I think the previous reviews are a little harsh. It's true the final was completely unreasonable and that there's disorganization but if you make an effort, you can actually still learn quite a bit. Lots of content. One problem with the lectures is that they're about twice as long as they should be. I chalk this up to Roberts' relative inexperience and think he'll improve
Wow, I am shocked about how bad this class was. While much of the reading was interesting and thought-provoking, I would advise you to read at at your leisure instead of doing about 100 pages a week, none of which have any relationship with lecture. Something should be said for the fact that he tried to answer questions and create discussions in lecture. However, what ended up happening was a pure waste of time, and he rushed through his computer slides (I guess the blackboard is obsolete in today's world) in the last 15 minutes of class, often keeping us after time was up. All potentially interesting and poignant topics were sucked completely dry. Bottom line: Avoid this class, or at least wait to see if anyone else is teaching it.
Professor Robert's class looked very intersting, however his lectures were disorganized and I was astonished by his lack of communication with his Teaching Assitants.

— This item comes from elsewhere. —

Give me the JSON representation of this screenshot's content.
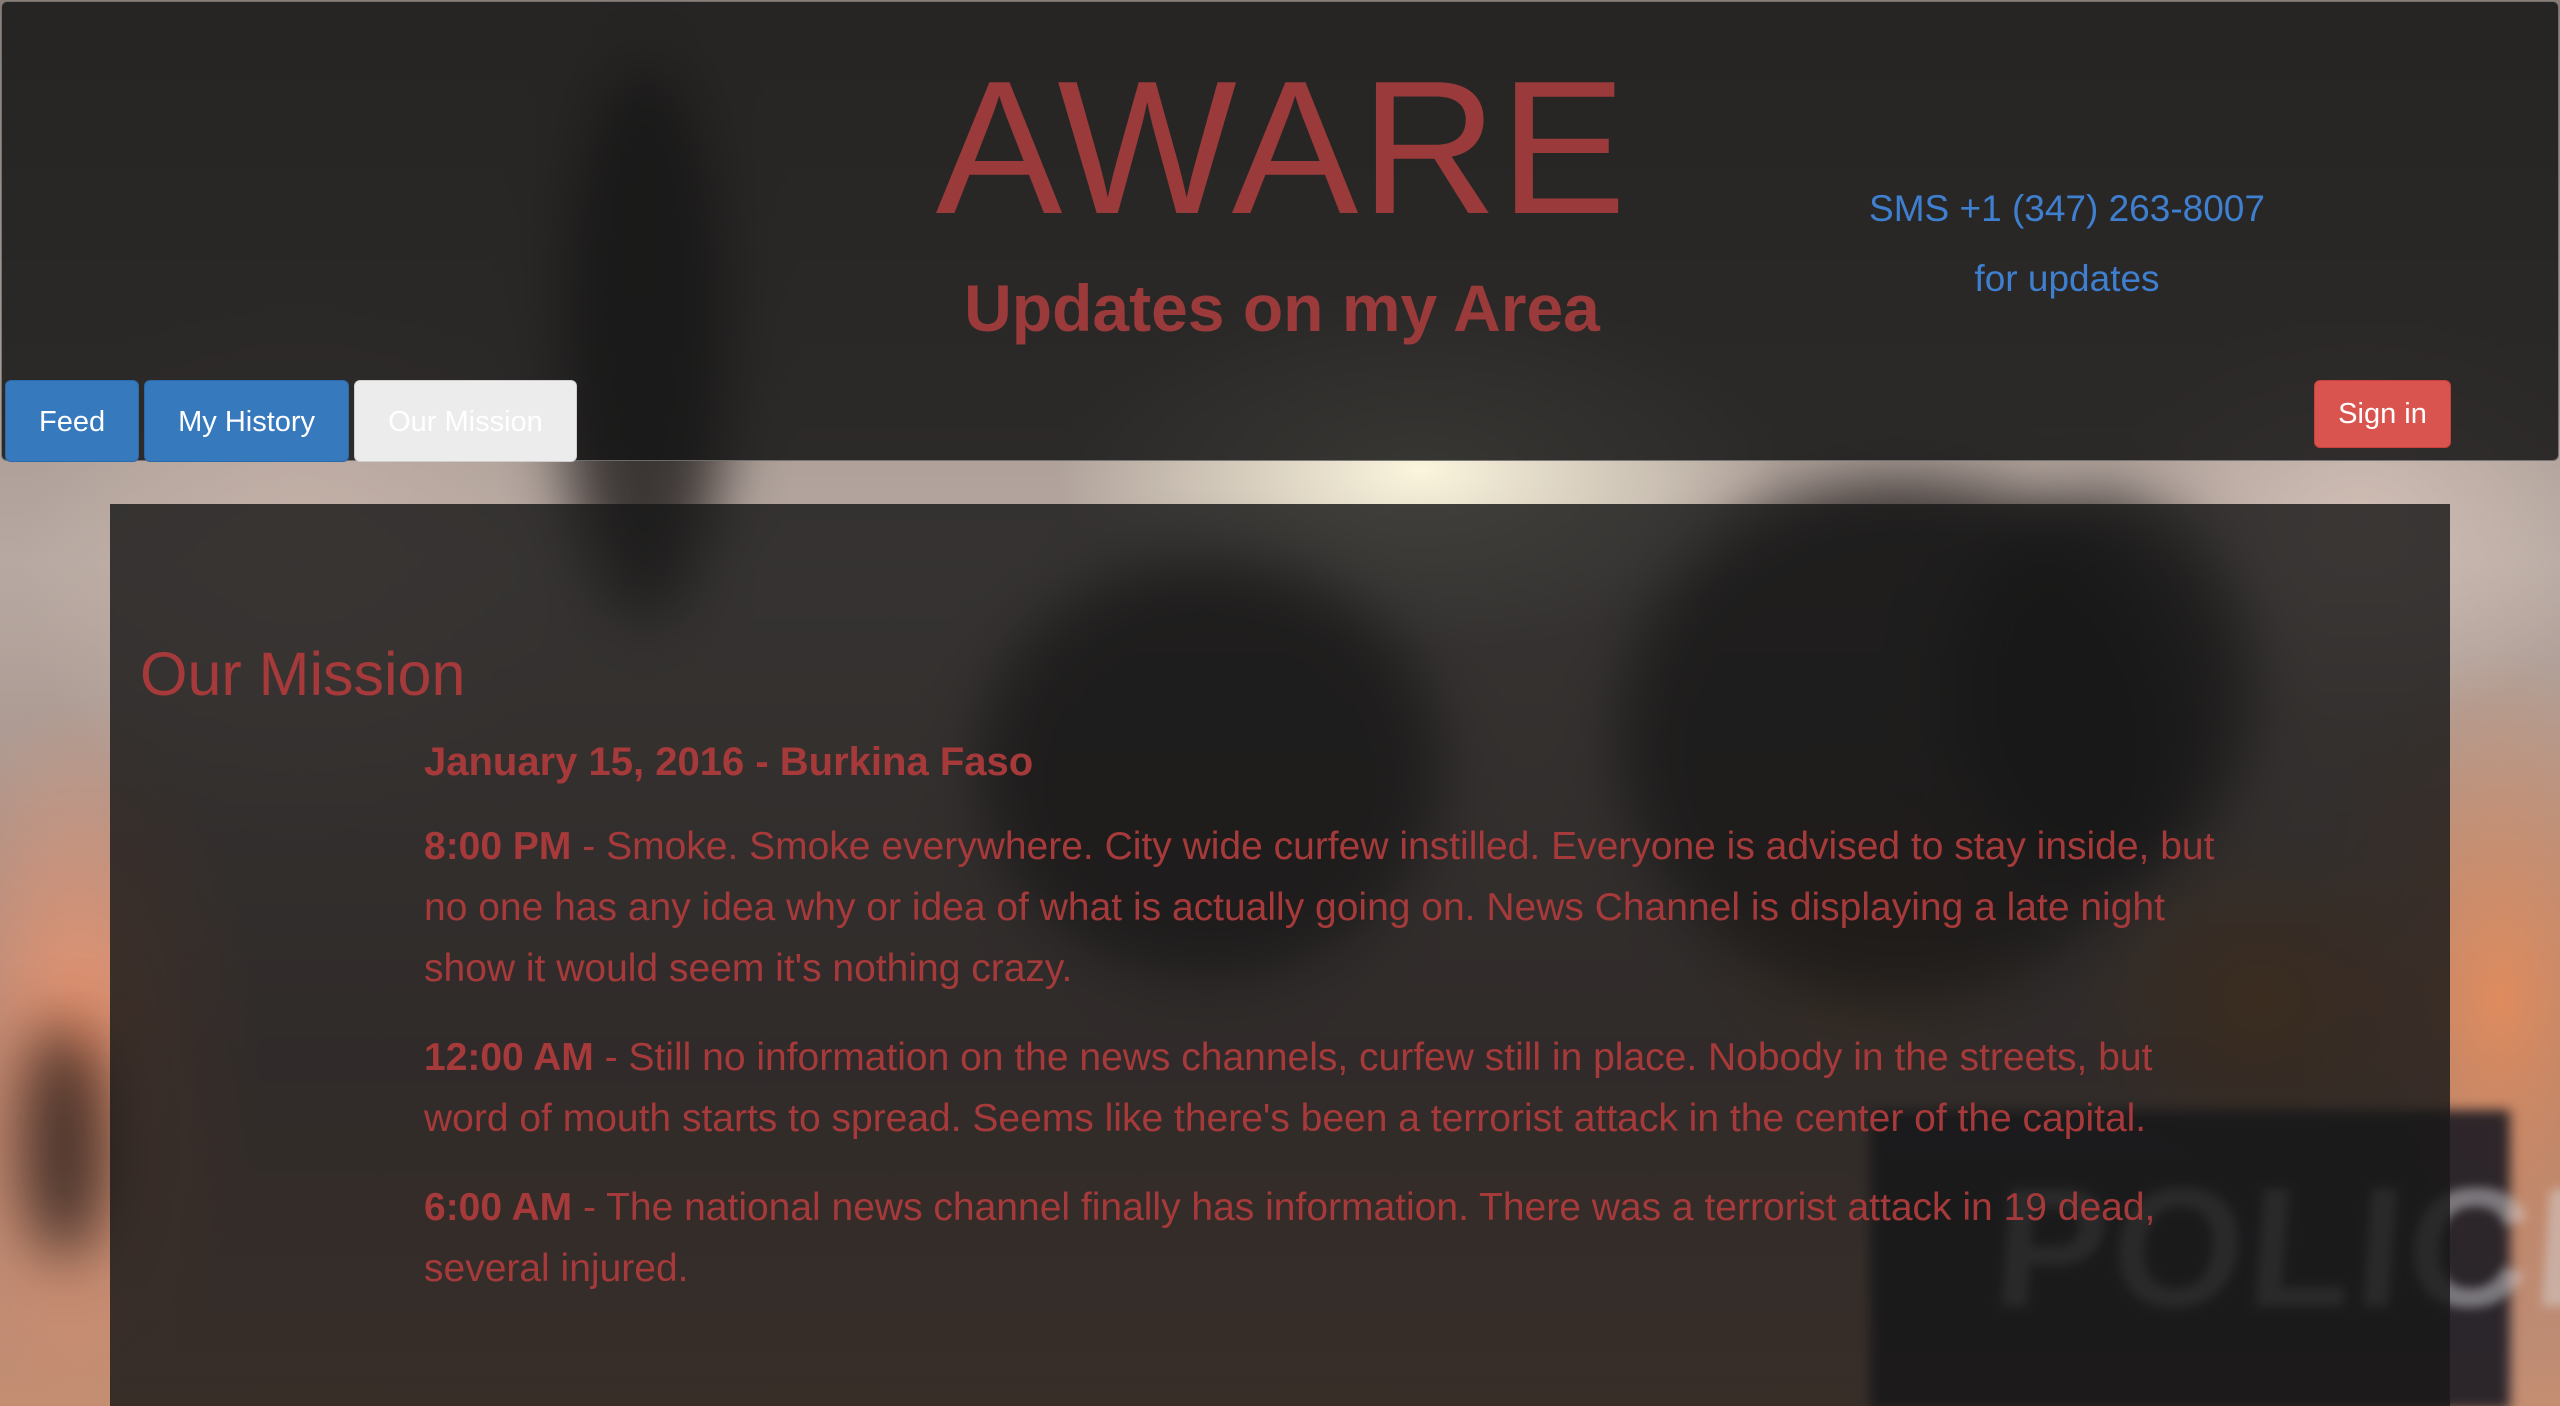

The class was a disappointment. Professor Roberts was very unenthusiastic and difficult to reach. The readings and subject matter were interesting, however the actual class was hard to follow both intellectually and bureacratically.
This class was one of the most disappointing classes I've taken at Columbia. As a history major, I was looking forward to doing the readings and going to lecture, and Roberts is so unenthusiastic, disorganized and uninspired that I wound up not attending lecture. ever. The times that I was there I kept wondering when he would freach his speciality and get excited, but he looked pretty bored. Even readings that were good were made to look pointless within the context of his lectures. Although discussion sections were interesting, the man did things like show movies and slides while speaking monotone to a lifeless audience. Assignments were pointless and broad not even the TAs understood them. Roberts put about 4 of 15 books on reserve. Anyone with any humanities experience can pull off a B by going to class once a month.